Extracted data entries
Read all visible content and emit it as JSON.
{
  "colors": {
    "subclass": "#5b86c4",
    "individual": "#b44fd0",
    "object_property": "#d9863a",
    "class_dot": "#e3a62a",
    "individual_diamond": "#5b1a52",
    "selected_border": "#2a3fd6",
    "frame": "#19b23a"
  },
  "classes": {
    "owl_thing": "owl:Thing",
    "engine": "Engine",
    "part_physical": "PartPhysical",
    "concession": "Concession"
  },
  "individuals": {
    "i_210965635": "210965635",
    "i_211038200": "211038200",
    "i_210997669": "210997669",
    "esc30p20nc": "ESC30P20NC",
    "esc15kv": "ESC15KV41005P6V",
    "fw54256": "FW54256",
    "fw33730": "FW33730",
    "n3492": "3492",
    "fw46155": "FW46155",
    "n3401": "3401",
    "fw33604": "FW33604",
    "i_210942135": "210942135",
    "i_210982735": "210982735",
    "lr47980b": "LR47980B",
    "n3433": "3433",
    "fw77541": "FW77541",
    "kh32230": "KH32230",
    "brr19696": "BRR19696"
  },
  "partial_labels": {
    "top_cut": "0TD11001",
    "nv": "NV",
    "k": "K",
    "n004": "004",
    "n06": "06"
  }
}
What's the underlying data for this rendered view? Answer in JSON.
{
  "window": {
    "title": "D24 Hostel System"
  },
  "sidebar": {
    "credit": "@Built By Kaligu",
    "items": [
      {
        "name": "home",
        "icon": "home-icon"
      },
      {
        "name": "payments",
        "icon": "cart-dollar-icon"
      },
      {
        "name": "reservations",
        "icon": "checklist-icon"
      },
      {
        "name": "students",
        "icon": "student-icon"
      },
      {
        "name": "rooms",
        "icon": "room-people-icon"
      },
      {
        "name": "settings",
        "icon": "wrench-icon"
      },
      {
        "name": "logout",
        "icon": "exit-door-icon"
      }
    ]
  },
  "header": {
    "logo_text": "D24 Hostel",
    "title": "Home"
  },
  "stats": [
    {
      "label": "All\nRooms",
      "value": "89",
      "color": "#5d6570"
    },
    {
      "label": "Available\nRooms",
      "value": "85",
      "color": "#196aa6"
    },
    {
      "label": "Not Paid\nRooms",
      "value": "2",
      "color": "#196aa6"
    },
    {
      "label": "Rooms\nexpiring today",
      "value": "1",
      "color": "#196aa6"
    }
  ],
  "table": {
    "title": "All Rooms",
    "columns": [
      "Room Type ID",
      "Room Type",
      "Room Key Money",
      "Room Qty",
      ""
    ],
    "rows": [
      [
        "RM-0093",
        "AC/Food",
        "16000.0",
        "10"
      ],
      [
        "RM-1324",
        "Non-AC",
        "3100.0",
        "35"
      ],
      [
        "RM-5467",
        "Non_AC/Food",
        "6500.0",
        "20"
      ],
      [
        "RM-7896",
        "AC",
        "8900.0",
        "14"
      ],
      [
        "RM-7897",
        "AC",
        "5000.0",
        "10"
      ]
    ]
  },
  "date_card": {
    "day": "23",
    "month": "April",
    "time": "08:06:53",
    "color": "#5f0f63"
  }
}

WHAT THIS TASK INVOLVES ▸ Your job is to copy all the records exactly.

SOLVED EXERCISE ▸
Read all visible content and emit it as JSON.
{
  "colors": {
    "subclass": "#5b86c4",
    "individual": "#b44fd0",
    "object_property": "#d9863a",
    "class_dot": "#e3a62a",
    "individual_diamond": "#5b1a52",
    "selected_border": "#2a3fd6",
    "frame": "#19b23a"
  },
  "classes": {
    "owl_thing": "owl:Thing",
    "engine": "Engine",
    "part_physical": "PartPhysical",
    "concession": "Concession"
  },
  "individuals": {
    "i_210965635": "210965635",
    "i_211038200": "211038200",
    "i_210997669": "210997669",
    "esc30p20nc": "ESC30P20NC",
    "esc15kv": "ESC15KV41005P6V",
    "fw54256": "FW54256",
    "fw33730": "FW33730",
    "n3492": "3492",
    "fw46155": "FW46155",
    "n3401": "3401",
    "fw33604": "FW33604",
    "i_210942135": "210942135",
    "i_210982735": "210982735",
    "lr47980b": "LR47980B",
    "n3433": "3433",
    "fw77541": "FW77541",
    "kh32230": "KH32230",
    "brr19696": "BRR19696"
  },
  "partial_labels": {
    "top_cut": "0TD11001",
    "nv": "NV",
    "k": "K",
    "n004": "004",
    "n06": "06"
  }
}
What's the underlying data for this rendered view? Answer in JSON.
{
  "window": {
    "title": "D24 Hostel System"
  },
  "sidebar": {
    "credit": "@Built By Kaligu",
    "items": [
      {
        "name": "home",
        "icon": "home-icon"
      },
      {
        "name": "payments",
        "icon": "cart-dollar-icon"
      },
      {
        "name": "reservations",
        "icon": "checklist-icon"
      },
      {
        "name": "students",
        "icon": "student-icon"
      },
      {
        "name": "rooms",
        "icon": "room-people-icon"
      },
      {
        "name": "settings",
        "icon": "wrench-icon"
      },
      {
        "name": "logout",
        "icon": "exit-door-icon"
      }
    ]
  },
  "header": {
    "logo_text": "D24 Hostel",
    "title": "Home"
  },
  "stats": [
    {
      "label": "All\nRooms",
      "value": "89",
      "color": "#5d6570"
    },
    {
      "label": "Available\nRooms",
      "value": "85",
      "color": "#196aa6"
    },
    {
      "label": "Not Paid\nRooms",
      "value": "2",
      "color": "#196aa6"
    },
    {
      "label": "Rooms\nexpiring today",
      "value": "1",
      "color": "#196aa6"
    }
  ],
  "table": {
    "title": "All Rooms",
    "columns": [
      "Room Type ID",
      "Room Type",
      "Room Key Money",
      "Room Qty",
      ""
    ],
    "rows": [
      [
        "RM-0093",
        "AC/Food",
        "16000.0",
        "10"
      ],
      [
        "RM-1324",
        "Non-AC",
        "3100.0",
        "35"
      ],
      [
        "RM-5467",
        "Non_AC/Food",
        "6500.0",
        "20"
      ],
      [
        "RM-7896",
        "AC",
        "8900.0",
        "14"
      ],
      [
        "RM-7897",
        "AC",
        "5000.0",
        "10"
      ]
    ]
  },
  "date_card": {
    "day": "23",
    "month": "April",
    "time": "08:06:53",
    "color": "#5f0f63"
  }
}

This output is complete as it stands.